In 1996, the municipalities of the Kenora District were being influenced by the Conservative government to amalgamate in an effort to reduce costs and eliminate the number of municipalities in Ontario.
The municipal leaders of the day were looking at ways to tax the unincorporated areas as they considered the residents, both seasonal and permanent as leeches on their communities. They felt the unincorporated areas only used the municipal infrastructure but contributed nothing to their costs of operation.
The Kenora District Municipal Association (KDMA) at its 1996 annual general meeting in Sioux Lookout formed a committee to look at forming a “modified upper tier” body to enable them to get money from the unincorporated areas.
The unincorporated areas were aware of the plan by the municipalities to form this “modified upper tier” body but were not invited to participate. This was essentially a plan to tax without representation by the municipal leaders.
Unincorporated ratepayers from all areas of the Kenora District gathered at the Oxdrift Fire Hall and formed the District of Kenora Unincorporated Ratepayers Association (DoKURA) and faxed all the municipal leaders and provincial ministers and told them if this “modified upper tier” was going to be formed we had to be included in the process, in fact, we told the municipal leaders that we would be attending the next meeting of the KDMA where the decision would be made based on the committee’s report and recommendation.
The municipalities responded that we would be able to attend if only a few representatives attended, as they didn’t want an unruly crowd. We agreed to this in order to show that we can work together.
Over the next few months we worked together to form and develop a proposal for a “modified upper tier” body and this was to be enabled by legislation under the auspices of the Ministry of Northern Development and Mines and would be called an Area Services Board.
The Province of Ontario, however mandated the District Social Services Administration Boards (DSSABs) under the auspices of the Ministry of Community and Social Services legislation and the Area Services Board legislation was delayed in being introduced to the legislature.
The municipalities didn’t want the DSSABs, the unincorporated ratepayers didn’t want the DSSABs, but we were stuck with them until we could prove to the province that we could provide the mandated services.
Our Association conducted a vote across the Kenora District Area and elected the first representatives to the newly formed Kenora District Services Board. We have four representatives on this board, one for each of the four electoral areas that our Association defined. For the two subsequent elections, our Association was contracted by the Kenora District Services Board to run the election for the unincorporated areas.
Since the formation of the Kenora District Services Board, we have worked closely and well with the municipalities to represent the interest of our constituents and members.
Our association spearheaded the movement to have the Federal-Provincial Gas Tax Rebate Program extended to include the unincorporated territories and our work and constant contact with the other Local Road Boards and Local Service Boards across the Province resulted in an allocation of $5.8 million for the unincorporated taxpayers.
We were also instrumental in the formation of the Thunder Bay District Unincorporated Area Ratepayers Association by providing the guidance and experience of our formation.

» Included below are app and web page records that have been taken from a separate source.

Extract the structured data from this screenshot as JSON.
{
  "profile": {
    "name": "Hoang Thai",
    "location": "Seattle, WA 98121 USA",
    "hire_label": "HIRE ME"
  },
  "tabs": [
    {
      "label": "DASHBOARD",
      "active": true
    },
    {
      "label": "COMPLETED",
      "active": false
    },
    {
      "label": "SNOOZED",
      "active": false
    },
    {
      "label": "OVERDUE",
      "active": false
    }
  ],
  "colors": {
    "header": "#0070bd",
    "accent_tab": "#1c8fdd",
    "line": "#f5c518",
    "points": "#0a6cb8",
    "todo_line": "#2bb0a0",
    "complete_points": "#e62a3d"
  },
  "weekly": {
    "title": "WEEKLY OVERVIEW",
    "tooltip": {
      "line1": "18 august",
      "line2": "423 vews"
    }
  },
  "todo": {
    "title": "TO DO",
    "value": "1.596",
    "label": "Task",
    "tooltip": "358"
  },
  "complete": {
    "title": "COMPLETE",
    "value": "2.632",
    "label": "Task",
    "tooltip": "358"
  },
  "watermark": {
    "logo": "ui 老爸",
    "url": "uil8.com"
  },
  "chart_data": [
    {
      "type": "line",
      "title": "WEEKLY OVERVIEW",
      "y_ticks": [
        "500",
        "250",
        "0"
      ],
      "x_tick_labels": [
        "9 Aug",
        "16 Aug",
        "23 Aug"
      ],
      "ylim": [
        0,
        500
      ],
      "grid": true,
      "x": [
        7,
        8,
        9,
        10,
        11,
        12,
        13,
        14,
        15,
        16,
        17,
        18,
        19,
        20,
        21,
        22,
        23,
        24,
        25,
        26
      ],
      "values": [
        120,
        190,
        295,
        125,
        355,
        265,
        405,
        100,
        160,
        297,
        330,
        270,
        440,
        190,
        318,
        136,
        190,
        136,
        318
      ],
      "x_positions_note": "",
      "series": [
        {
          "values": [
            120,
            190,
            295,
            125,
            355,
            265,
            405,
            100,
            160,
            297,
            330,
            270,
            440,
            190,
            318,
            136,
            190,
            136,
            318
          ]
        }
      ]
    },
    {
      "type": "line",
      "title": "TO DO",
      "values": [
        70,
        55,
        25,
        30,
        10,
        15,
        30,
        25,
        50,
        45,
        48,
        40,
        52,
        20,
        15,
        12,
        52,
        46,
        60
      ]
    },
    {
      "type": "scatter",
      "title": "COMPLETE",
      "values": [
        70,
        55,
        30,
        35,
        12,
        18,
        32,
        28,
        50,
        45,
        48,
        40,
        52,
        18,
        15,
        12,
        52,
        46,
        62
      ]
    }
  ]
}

Three years ago we incorporated our Association under the name of The District of Kenora Unincorporated Areas Ratepayers Association and became the only incorporated association in the Province that represents the unincorporated taxpayers on a district basis.
We continue to work in the best interests of our constituents and members.